Actually, the probable rail election this fall would involve city of Austin bonds, although Capital Metro has been intimately involved in the planning and likely would end up running the line if it is approved and built. Project Connect officials last week released a tentative route for the electric powered passenger line, running 9 miles from Highland Mall in North Austin to Grove Boulevard and East Riverside Drive in Southeast Austin.
Further details, including the all-important price tags to build and operate the lines, won't surface for a couple of months. The City Council likely will call the election in August, asking voters to authorize several hundred million dollars of borrowing through bonds.
That in turn would carry a property tax increase of about 1 cent per $100 million of bonds, Greg Canally, the city's deputy chief financial officer, said Thursday.
If the city borrowed as much as $500 million for rail - a 9-mile line with a river crossing could cost close to $1 billion, and the city hopes federal grants will cover half - that eventually would equate to a tax increase of about $120 a year on a home at the average Austin price of $237,000. That is a third less than the tax figure in the Baseline poll.
Baseline also asked voters for their opinion of both the city and the transit agency. On that, the news was better for rail advocates.
About 65 percent of those polled said they find the city and Capital Metro “very credible” or somewhat credible” Almost 70 percent said they support building “transit options such as rail.” or both roads and transit. And 62 percent said they support "local agencies taking the next steps" toward a, transportation plan that includes rail.
But when asked about paying for such improvements with added taxes, the support ebbed.
"The question is whether the voter is prepared to help do what is going to be necessary to do," said political consultant David Butts, who worked on the 2000 light rail campaign that voters narrowly rejected. "Or the argument may be, “What they're proposing is not the solution.”
As for the bad news for rail in the poll, he disagreed that entering the campaign in that posture spells doom for whatever specific proposal emerges.
"Obviously you want a lead," Butts said,. He said that a number of factors - Austin's numbing traffic and Democratic turnout padded by state Sen. Wendy Davis' gubernatorial effort, among them - could help turn the tide.
"It's going to be hard, but not impossible to win," he said.
Butts said an urban rail advocacy campaign is in its formative stages, likely involving political consultants Mark Nathan, who has worked with Leffingwell extensively, and Lynda Rife, who has been a part of Project Connect and worked on Right Track PAC in support of Capital Metro's 2004 commuter rail election.

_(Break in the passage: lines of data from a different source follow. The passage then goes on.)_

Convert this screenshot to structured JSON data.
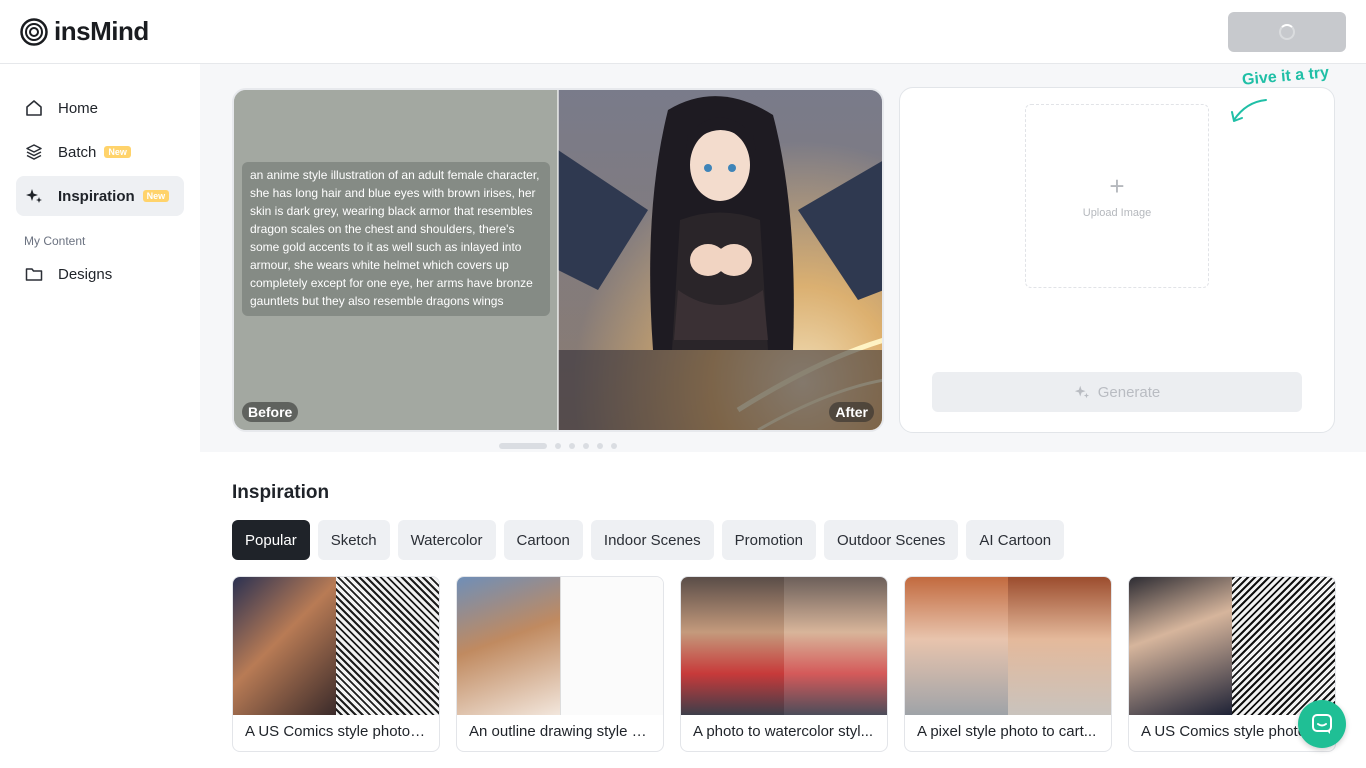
{
  "header": {
    "brand": "insMind"
  },
  "sidebar": {
    "items": [
      {
        "label": "Home",
        "icon": "home-icon"
      },
      {
        "label": "Batch",
        "icon": "layers-icon",
        "badge": "New"
      },
      {
        "label": "Inspiration",
        "icon": "sparkle-icon",
        "badge": "New",
        "active": true
      }
    ],
    "section_label": "My Content",
    "content_items": [
      {
        "label": "Designs",
        "icon": "folder-icon"
      }
    ]
  },
  "hero": {
    "prompt": "an anime style illustration of an adult female character, she has long hair and blue eyes with brown irises, her skin is dark grey, wearing black armor that resembles dragon scales on the chest and shoulders, there's some gold accents to it as well such as inlayed into armour, she wears white helmet which covers up completely except for one eye, her arms have bronze gauntlets but they also resemble dragons wings",
    "before_label": "Before",
    "after_label": "After",
    "slides_total": 6,
    "active_slide": 1
  },
  "upload": {
    "upload_label": "Upload Image",
    "generate_label": "Generate",
    "hint": "Give it a try"
  },
  "inspiration": {
    "title": "Inspiration",
    "categories": [
      "Popular",
      "Sketch",
      "Watercolor",
      "Cartoon",
      "Indoor Scenes",
      "Promotion",
      "Outdoor Scenes",
      "AI Cartoon"
    ],
    "active_category": "Popular",
    "cards": [
      {
        "caption": "A US Comics style photo t..."
      },
      {
        "caption": "An outline drawing style p..."
      },
      {
        "caption": "A photo to watercolor styl..."
      },
      {
        "caption": "A pixel style photo to cart..."
      },
      {
        "caption": "A US Comics style photo"
      }
    ]
  },
  "colors": {
    "accent": "#1fbf95",
    "badge": "#ffd36b",
    "active_chip": "#1f2329"
  }
}
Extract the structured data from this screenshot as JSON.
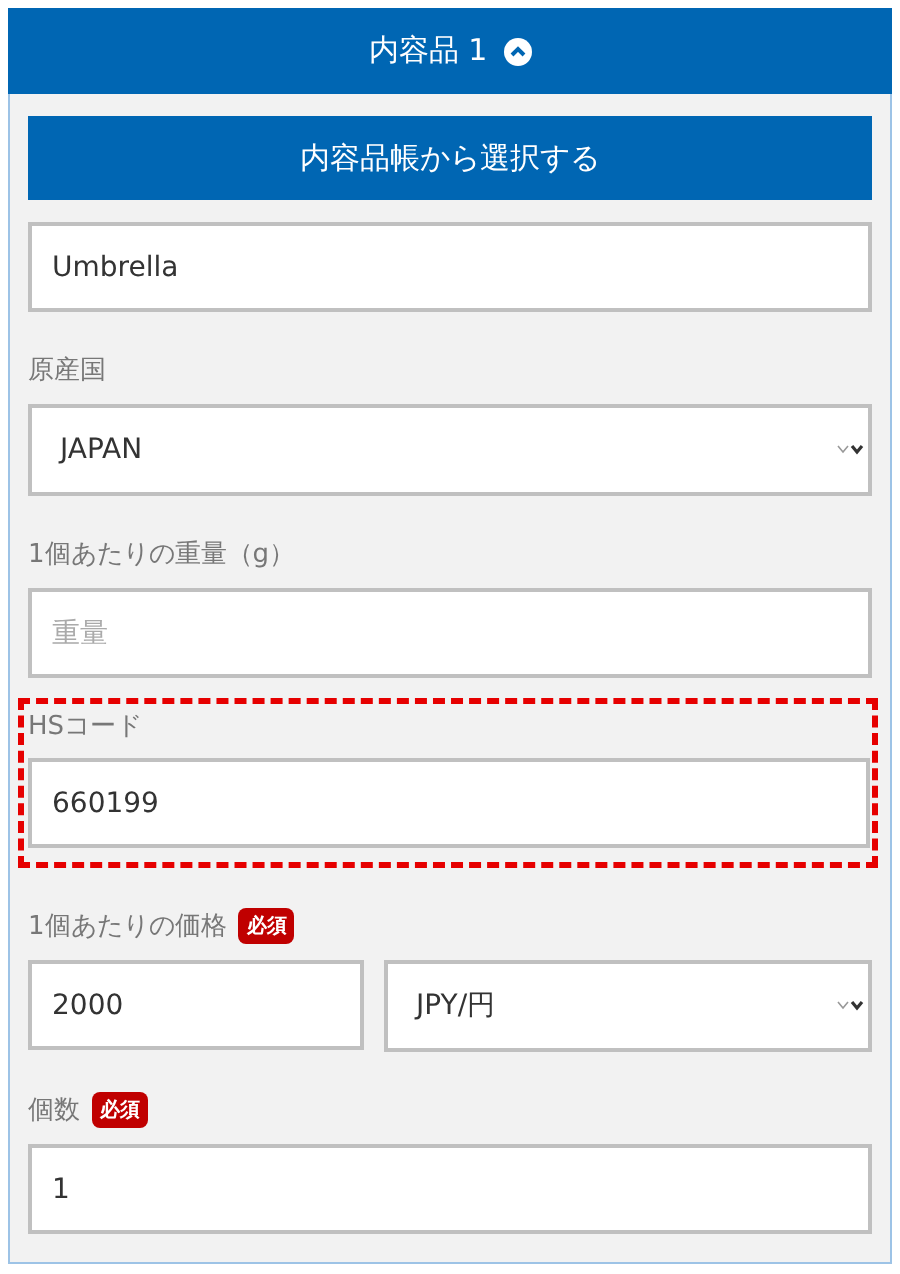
{
  "panel": {
    "title": "内容品 1",
    "expanded": true
  },
  "select_button": {
    "label": "内容品帳から選択する"
  },
  "fields": [
    {
      "kind": "input",
      "value": "Umbrella"
    },
    {
      "kind": "select",
      "label": "原産国",
      "value": "JAPAN"
    },
    {
      "kind": "input",
      "label": "1個あたりの重量（g）",
      "placeholder": "重量"
    },
    {
      "kind": "input",
      "label": "HSコード",
      "value": "660199",
      "highlighted": true
    },
    {
      "kind": "pair",
      "label": "1個あたりの価格",
      "badge": "必須",
      "value": "2000",
      "unit": "JPY/円",
      "required": true
    },
    {
      "kind": "input",
      "label": "個数",
      "badge": "必須",
      "value": "1",
      "required": true
    }
  ]
}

Nathan said that no political committee has been formed at this point but that "hopefully that'll happen in short order, by some party."
Rife, who was out of the country, didn't immediately return requests for comment Thursday.
On the other side, longtime rail opponent Jim Skaggs, whose opposition group in 2000 raised and spent more than $250,000,to argue against rail, was asked if any sort of campaign against this urban rail initiative is in place.
"Without any definition at this point, probably so," Skaggs said. He said that he and other rail foes plan to meet within the next week "to discuss some of these topics."
Asking voters to approve a city-changing rail plan in November, even as Austin is electing members of a radically restructured 11-member City Council, is inappropriate, Skaggs said. But he said the confluence of the two city elections could work against rail.
"It's going, to be a major topic among council candidates, and I think that's good," Skaggs said. ",Because the truth will come out."
Contact Ben Wear at 512-445-369